The Benefits of Vitamin D for Osteoarthritis Patients
In the United Kingdom, 9 million people have sought treatments for osteoarthritis. This represents 25% of people aged 45 years and over.
Osteoarthritis is considered an affliction of the joint cartilage that impedes free movement and leads to pain. It is directly related to aging and tends to get progressively worse over time. When taken regularly, supplements such as glucosamine and chondroitin may help to slow the progression of osteoarthritis in the early stages. Other supplements are regularly studied for their beneficial effects on early osteoarthritis. Vitamin D is one such supplement that shows promise.
As osteoarthritis weakens the joint cartilage, the underlying bone undergoes structural changes. Sub-optimal levels of vitamin D in the blood impairs the body’s normal ability to protect the affected bone from thinning. This condition is sometimes referred to as degenerative bone spur.
Additionally, research published as far back as 1996 in the Annals of Internal Medicine shows that low levels of vitamin D in the blood stream are associated with an increased risk of osteoarthritis. Timothy E. McAlindon, M.D. and his associates studied 556 patients with an average age of 70 years. They concluded that in the case of knee osteoarthritis, those with low levels of Vitamin D had a higher risk for worsening osteoarthritis. Many arthritis patients that suffer from vitamin D deficiencies end up getting knee replacement surgeries. In fact, over 700,000 knee replacement surgeries are performed in the United States each year.
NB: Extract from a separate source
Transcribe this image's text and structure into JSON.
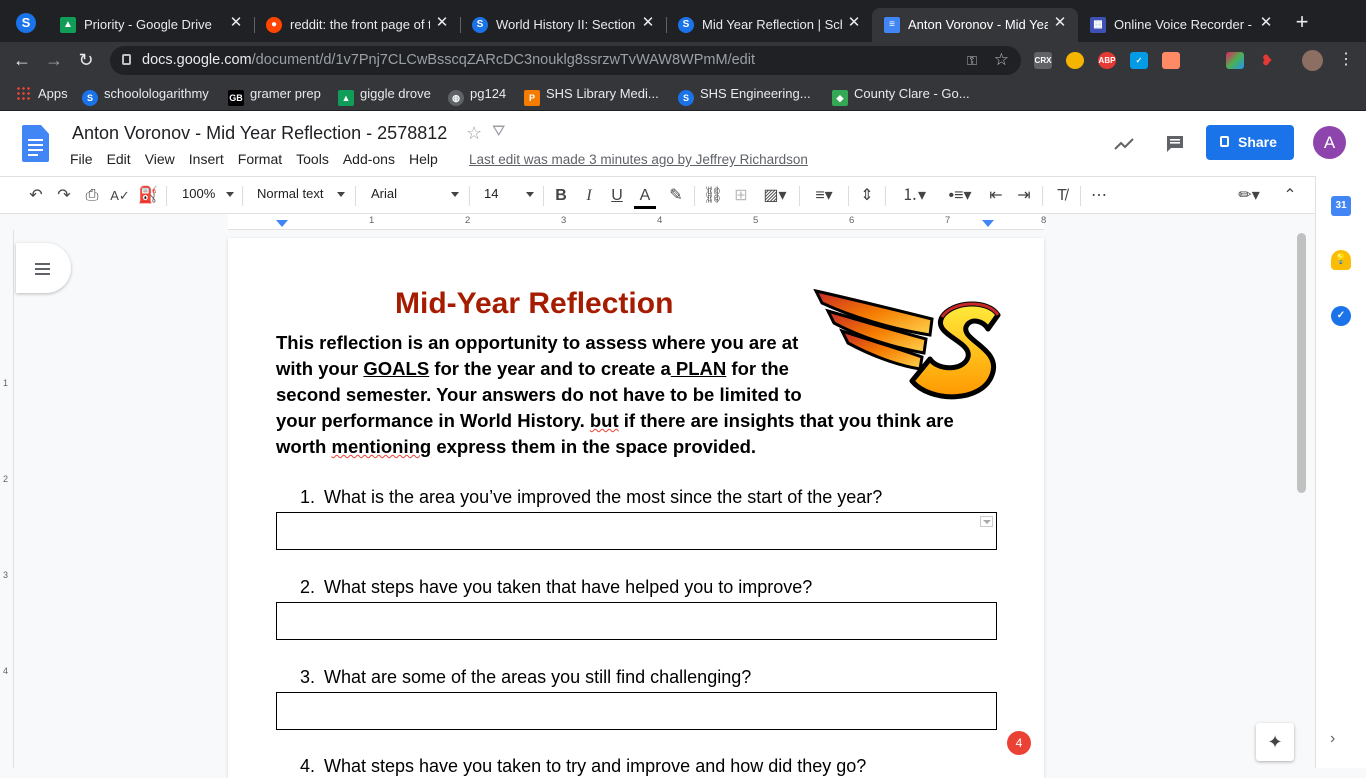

Dr. McAlindon and his team also concluded that low Vitamin D levels correlated with a loss of cartilage and degenerative bony spur.
For those diagnosed with osteoarthritis, an increase in vitamin D supplementation or exposure to the sunlight could result in substantial health benefits.
- Flexable Health